German Stocks Retreat; Lufthansa, Rhoen-Klinikum Decline

German stocks retreated as the Spanish region of Catalonia sought a bailout, Japan lowered an assessment of its economy for the first time in 10 months and U.S. consumer confidence fell.

Deutsche Lufthansa AG declined after the airline’s main cabin-crew union planned to strike. Rhoen-Klinikum AG, the hospital operator, slumped 4.9 percent. Henkel AG rose 1.2 percent after Deutsche Bank AG recommended buying the shares.

The DAX Index dropped 0.6 percent to 7,002.68 at the close of trading in Frankfurt. The measure has still surged 17 percent from this year’s low on June 5 as European Central Bank President Mario Draghi said he would do everything possible to preserve the euro. The broader HDAX Index also dropped 0.6 percent today.

“The news out of Japan today could be seen as a lagging indicator of the state of the global economy,” said Serge Berger, a Zurich-based trader at Blue Oak Advisors LLC. “We’ve rallied hard off the June lows, so the higher we go the more some of the investors who have profits will want to take some.”

The volume of shares changing hands on the DAX was 37 percent less than the average of the last 30 days, according to data compiled by Bloomberg.

Catalonia said it will ask for 5 billion euros ($6.3 billion) of aid from the central government, becoming the second Spanish region to tap a national rescue fund after the country’s most-indebted area was shut out of financial markets.

Japanese Outlook

Japan’s government downgraded its assessment on personal consumption, housebuilding, exports, imports and industrial output in the world’s third-largest economy. It also lowered its outlook for the global economy.

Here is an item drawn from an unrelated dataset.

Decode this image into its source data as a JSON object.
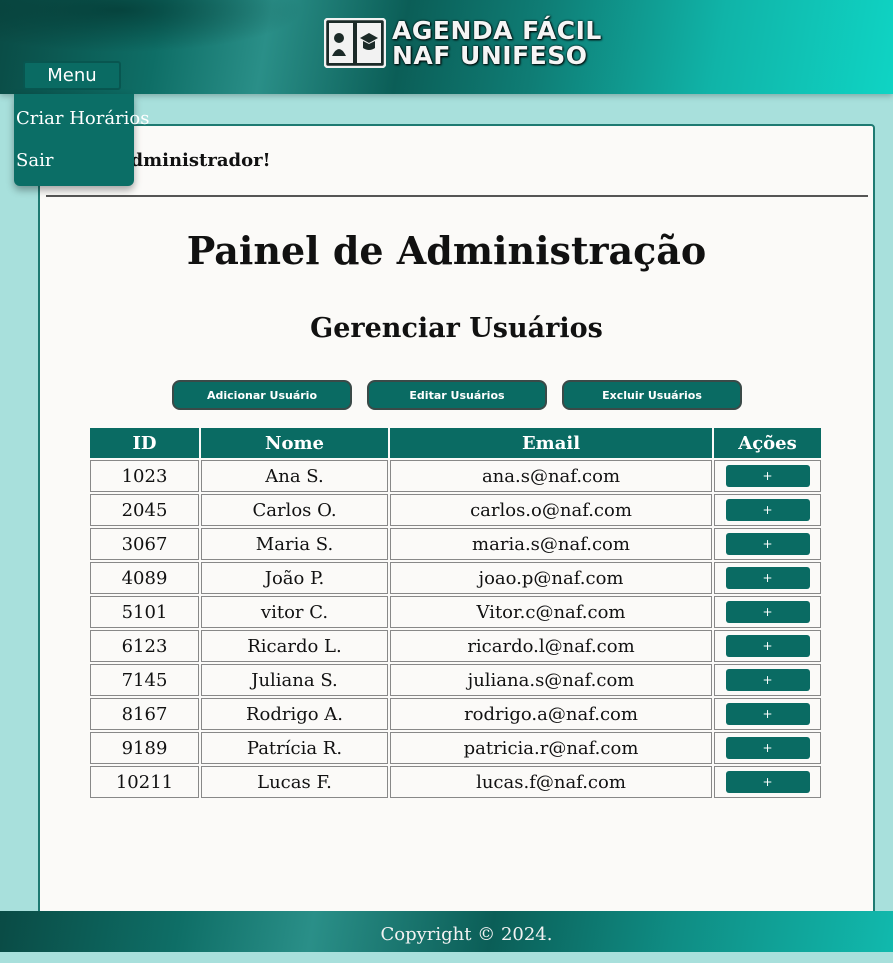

The Cabinet Office said that risks include a “further slowing down of overseas economies and sharp fluctuations in the financial and capital markets,” according to a monthly report released in Tokyo today.

Confidence among U.S. consumers fell in August by the most in 10 months as households grew more pessimistic about their employment prospects and the economic outlook. The Conference Board’s index decreased to 60.6 from a revised 65.4 in July, figures from the New York-based private research group showed today. Economists had projected a reading of 66, according to the median estimate in a Bloomberg survey.

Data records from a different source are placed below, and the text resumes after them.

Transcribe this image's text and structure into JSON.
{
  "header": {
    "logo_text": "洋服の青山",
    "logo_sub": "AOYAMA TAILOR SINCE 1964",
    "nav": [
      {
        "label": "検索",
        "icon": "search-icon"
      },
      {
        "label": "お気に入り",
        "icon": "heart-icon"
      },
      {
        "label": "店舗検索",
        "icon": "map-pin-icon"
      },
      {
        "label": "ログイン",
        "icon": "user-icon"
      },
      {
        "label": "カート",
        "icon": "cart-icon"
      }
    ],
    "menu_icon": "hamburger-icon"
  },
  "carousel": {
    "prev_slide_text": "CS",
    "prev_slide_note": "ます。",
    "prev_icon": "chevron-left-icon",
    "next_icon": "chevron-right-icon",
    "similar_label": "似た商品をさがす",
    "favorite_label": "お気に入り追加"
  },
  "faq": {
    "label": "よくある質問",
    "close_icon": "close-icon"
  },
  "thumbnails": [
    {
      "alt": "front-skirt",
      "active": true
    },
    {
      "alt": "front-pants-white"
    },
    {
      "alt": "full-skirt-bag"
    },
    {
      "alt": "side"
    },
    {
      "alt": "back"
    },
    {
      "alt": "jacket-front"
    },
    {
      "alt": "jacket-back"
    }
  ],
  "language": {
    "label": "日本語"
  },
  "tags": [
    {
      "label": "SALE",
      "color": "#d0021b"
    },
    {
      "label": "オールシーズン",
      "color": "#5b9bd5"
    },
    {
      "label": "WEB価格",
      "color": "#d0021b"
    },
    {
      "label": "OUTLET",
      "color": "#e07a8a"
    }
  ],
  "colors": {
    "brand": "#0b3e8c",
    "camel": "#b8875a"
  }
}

German Confidence

German consumer confidence will hold steady in September as rising household incomes offset concerns that the economy will enter recession, GfK SE said today.

The market research company in Nuremberg forecast that its consumer-sentiment index, based on a survey of about 2,000 people, will remain at 5.9 next month. The last time the measure was higher was when it reached 6 in March last year. Economist predicted a decline to 5.8, according to the median of 25 estimates in a Bloomberg survey.

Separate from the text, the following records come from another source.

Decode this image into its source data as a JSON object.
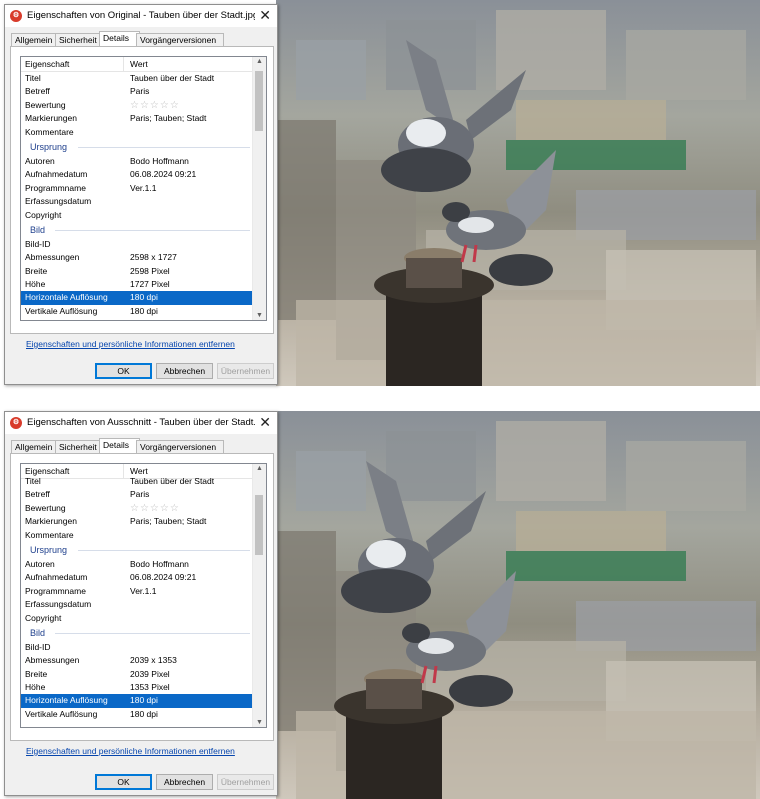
{
  "dialogs": [
    {
      "title": "Eigenschaften von Original - Tauben über der Stadt.jpg",
      "tabs": [
        "Allgemein",
        "Sicherheit",
        "Details",
        "Vorgängerversionen"
      ],
      "active_tab": "Details",
      "column_headers": [
        "Eigenschaft",
        "Wert"
      ],
      "groups": [
        {
          "name": "",
          "rows": [
            {
              "k": "Titel",
              "v": "Tauben über der Stadt"
            },
            {
              "k": "Betreff",
              "v": "Paris"
            },
            {
              "k": "Bewertung",
              "v": "☆☆☆☆☆"
            },
            {
              "k": "Markierungen",
              "v": "Paris; Tauben; Stadt"
            },
            {
              "k": "Kommentare",
              "v": ""
            }
          ]
        },
        {
          "name": "Ursprung",
          "rows": [
            {
              "k": "Autoren",
              "v": "Bodo Hoffmann"
            },
            {
              "k": "Aufnahmedatum",
              "v": "06.08.2024 09:21"
            },
            {
              "k": "Programmname",
              "v": "Ver.1.1"
            },
            {
              "k": "Erfassungsdatum",
              "v": ""
            },
            {
              "k": "Copyright",
              "v": ""
            }
          ]
        },
        {
          "name": "Bild",
          "rows": [
            {
              "k": "Bild-ID",
              "v": ""
            },
            {
              "k": "Abmessungen",
              "v": "2598 x 1727"
            },
            {
              "k": "Breite",
              "v": "2598 Pixel"
            },
            {
              "k": "Höhe",
              "v": "1727 Pixel"
            },
            {
              "k": "Horizontale Auflösung",
              "v": "180 dpi",
              "selected": true
            },
            {
              "k": "Vertikale Auflösung",
              "v": "180 dpi"
            }
          ]
        }
      ],
      "remove_link": "Eigenschaften und persönliche Informationen entfernen",
      "buttons": {
        "ok": "OK",
        "cancel": "Abbrechen",
        "apply": "Übernehmen"
      }
    },
    {
      "title": "Eigenschaften von Ausschnitt - Tauben über der Stadt.j...",
      "tabs": [
        "Allgemein",
        "Sicherheit",
        "Details",
        "Vorgängerversionen"
      ],
      "active_tab": "Details",
      "column_headers": [
        "Eigenschaft",
        "Wert"
      ],
      "groups": [
        {
          "name": "",
          "rows": [
            {
              "k": "Titel",
              "v": "Tauben über der Stadt"
            },
            {
              "k": "Betreff",
              "v": "Paris"
            },
            {
              "k": "Bewertung",
              "v": "☆☆☆☆☆"
            },
            {
              "k": "Markierungen",
              "v": "Paris; Tauben; Stadt"
            },
            {
              "k": "Kommentare",
              "v": ""
            }
          ]
        },
        {
          "name": "Ursprung",
          "rows": [
            {
              "k": "Autoren",
              "v": "Bodo Hoffmann"
            },
            {
              "k": "Aufnahmedatum",
              "v": "06.08.2024 09:21"
            },
            {
              "k": "Programmname",
              "v": "Ver.1.1"
            },
            {
              "k": "Erfassungsdatum",
              "v": ""
            },
            {
              "k": "Copyright",
              "v": ""
            }
          ]
        },
        {
          "name": "Bild",
          "rows": [
            {
              "k": "Bild-ID",
              "v": ""
            },
            {
              "k": "Abmessungen",
              "v": "2039 x 1353"
            },
            {
              "k": "Breite",
              "v": "2039 Pixel"
            },
            {
              "k": "Höhe",
              "v": "1353 Pixel"
            },
            {
              "k": "Horizontale Auflösung",
              "v": "180 dpi",
              "selected": true
            },
            {
              "k": "Vertikale Auflösung",
              "v": "180 dpi"
            }
          ]
        }
      ],
      "remove_link": "Eigenschaften und persönliche Informationen entfernen",
      "buttons": {
        "ok": "OK",
        "cancel": "Abbrechen",
        "apply": "Übernehmen"
      }
    }
  ],
  "selection_color": "#0a68c7",
  "group_header_color": "#1e3f8c",
  "link_color": "#0645ad",
  "icons": [
    "app-icon",
    "close-icon",
    "scroll-up-icon",
    "scroll-down-icon"
  ]
}
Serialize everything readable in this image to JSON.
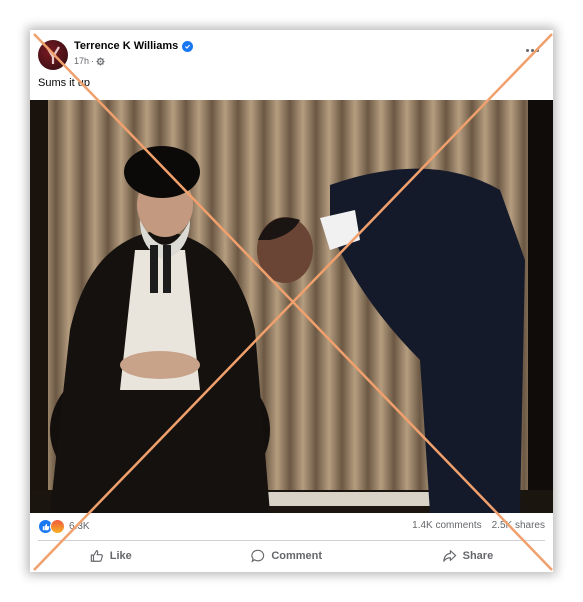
{
  "post": {
    "author": "Terrence K Williams",
    "time": "17h",
    "privacy_icon": "gear-icon",
    "caption": "Sums it up"
  },
  "stats": {
    "reaction_count": "6.3K",
    "comments": "1.4K comments",
    "shares": "2.5K shares"
  },
  "actions": {
    "like": "Like",
    "comment": "Comment",
    "share": "Share"
  },
  "colors": {
    "verified": "#1877f2",
    "cross_overlay": "#f0a06c",
    "secondary_text": "#65676b"
  }
}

Lufthansa, Europe’s second-biggest airline, fell 0.8 percent to 9.84 euros. Cabin crew are planning unlimited strikes and may walk off the job as soon as tomorrow after the latest round of wage talks broke down overnight.

The Unabhaengige Flugbegleiter Organisation called a halt to the negotiations after Lufthansa failed to guarantee that employees would not be transferred to cheaper contracts at a low-cost airline, union head Nicoley Baublies said at a press conference at Frankfurt airport, the carrier’s main hub.

Rhoen-Klinikum slumped 4.9 percent to 19.15 euros, extending yesterday’s decline. B. Braun Holding GmbH, a closely held maker of medical supplies that has increased its stake in Rhoen-Klinikum to at least 5 percent, may want to block a takeover by Fresenius SE, Kepler Capital Markets said.

Henkel, the maker of Loctite glues and Persil detergent, gained 1.2 percent to 60.61 euros as Deutsche Bank raised the stock to buy from hold.

Douglas Holding AG rallied 5.5 percent to 35.60 euros, the biggest gain since January, after Financial Times Deutschland reported that Advent International Corp. may submit an offer for the cosmetics retailer by next week.

Before it's here, it's on the Bloomberg Terminal. LEARN MORE